Cryo-CMOS IC Design and Simulation for Quantum Computing

Jeroen van Dijk1, Pascal 't Hart1, Rosario Incandela1, Bishnu Patra1, Masoud Babaie1, Edoardo Charbon2, Fabio Sebastiano1, Andrei Vladimirescu3
1TU Delft, 2EPFL, Intel Corp, Kavli Institute Delft, 3University of California at Berkeley/ISEP

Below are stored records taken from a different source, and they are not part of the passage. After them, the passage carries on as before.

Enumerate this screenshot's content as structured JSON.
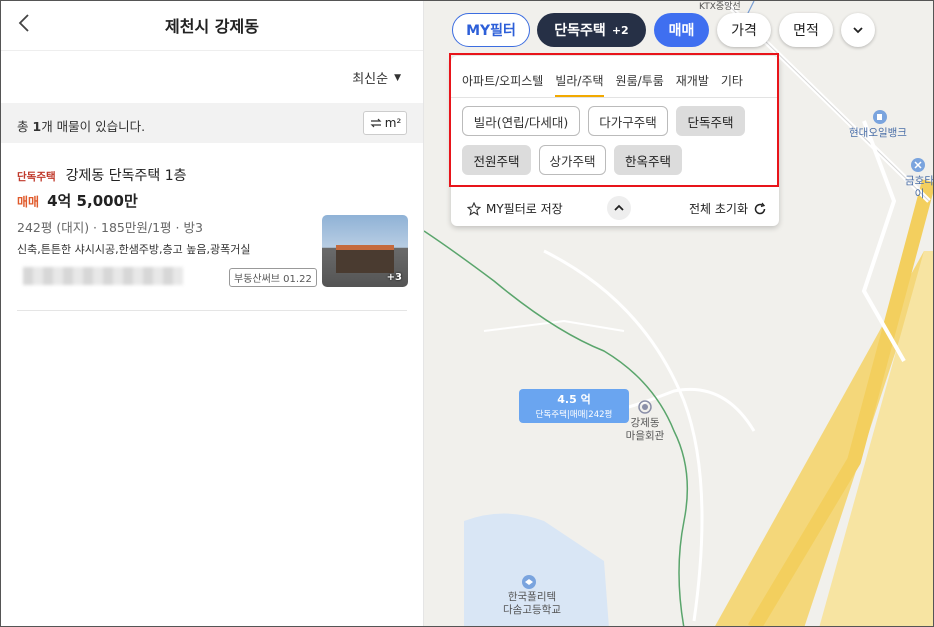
{
  "header": {
    "title": "제천시 강제동"
  },
  "sort": {
    "label": "최신순"
  },
  "summary": {
    "prefix": "총 ",
    "count": "1",
    "suffix": "개 매물이 있습니다.",
    "unit_label": "m²"
  },
  "listing": {
    "type_tag": "단독주택",
    "title": "강제동 단독주택 1층",
    "deal_type": "매매",
    "price": "4억 5,000만",
    "specs": "242평 (대지) · 185만원/1평 · 방3",
    "description": "신축,튼튼한 샤시시공,한샘주방,층고 높음,광폭거실",
    "source": "부동산써브 01.22",
    "photo_count": "+3"
  },
  "filters": {
    "my_filter": "MY필터",
    "property_type": "단독주택",
    "property_type_count": "+2",
    "deal": "매매",
    "price": "가격",
    "area": "면적"
  },
  "panel": {
    "tabs": [
      "아파트/오피스텔",
      "빌라/주택",
      "원룸/투룸",
      "재개발",
      "기타"
    ],
    "active_tab": 1,
    "options": [
      {
        "label": "빌라(연립/다세대)",
        "selected": false
      },
      {
        "label": "다가구주택",
        "selected": false
      },
      {
        "label": "단독주택",
        "selected": true
      },
      {
        "label": "전원주택",
        "selected": true
      },
      {
        "label": "상가주택",
        "selected": false
      },
      {
        "label": "한옥주택",
        "selected": true
      }
    ],
    "save_label": "MY필터로 저장",
    "reset_label": "전체 초기화"
  },
  "map": {
    "marker": {
      "price": "4.5 억",
      "detail": "단독주택|매매|242평"
    },
    "labels": {
      "rail": "KTX중앙선",
      "bank": "현대오일뱅크",
      "tire": "금호타이",
      "hall_1": "강제동",
      "hall_2": "마을회관",
      "school_1": "한국폴리텍",
      "school_2": "다솜고등학교"
    }
  },
  "colors": {
    "accent": "#3f6ff0",
    "dark": "#263046",
    "highlight": "#e8141a",
    "deal": "#e05a2b"
  }
}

A quantum computer comprises a quantum processor and the associated control electronics used to manipulate the qubits at the core of a quantum processor. CMOS circuits placed close to the quantum bits and operating at cryogenic temperatures offer the best solution for the control of millions of qubits. The performance requirements of the electronics are very stringent and its design requires compact device models validated at 4 deg. K and the simultaneous optimization of both the circuits and the quantum system. This paper first presents the behavior validated by measurement of MOSFETs at cryogenic temperatures down to 100 mK and highlights the physical phenomena needing to be added to a compact simulation model. In addition to an accurate behavior description the effect of process variability and device matching is also addressed. For the electronics-quantum co-design and cooptimization the SPINE (SPIN Emulator) toolset was developed. It comprises a SPICE simulator enhanced with a Verilog-A model based on a Hamiltonian solver emulating the quantum behavior of single-electron spin qubits. A number of key circuit blocks of the control electronics were designed and implemented in a 40nm CMOS technology. Their design and measured performance will be highlighted. The compact models that were developed and used for the design are validated by comparing SPICE simulations with measured circuits at 4 deg. K.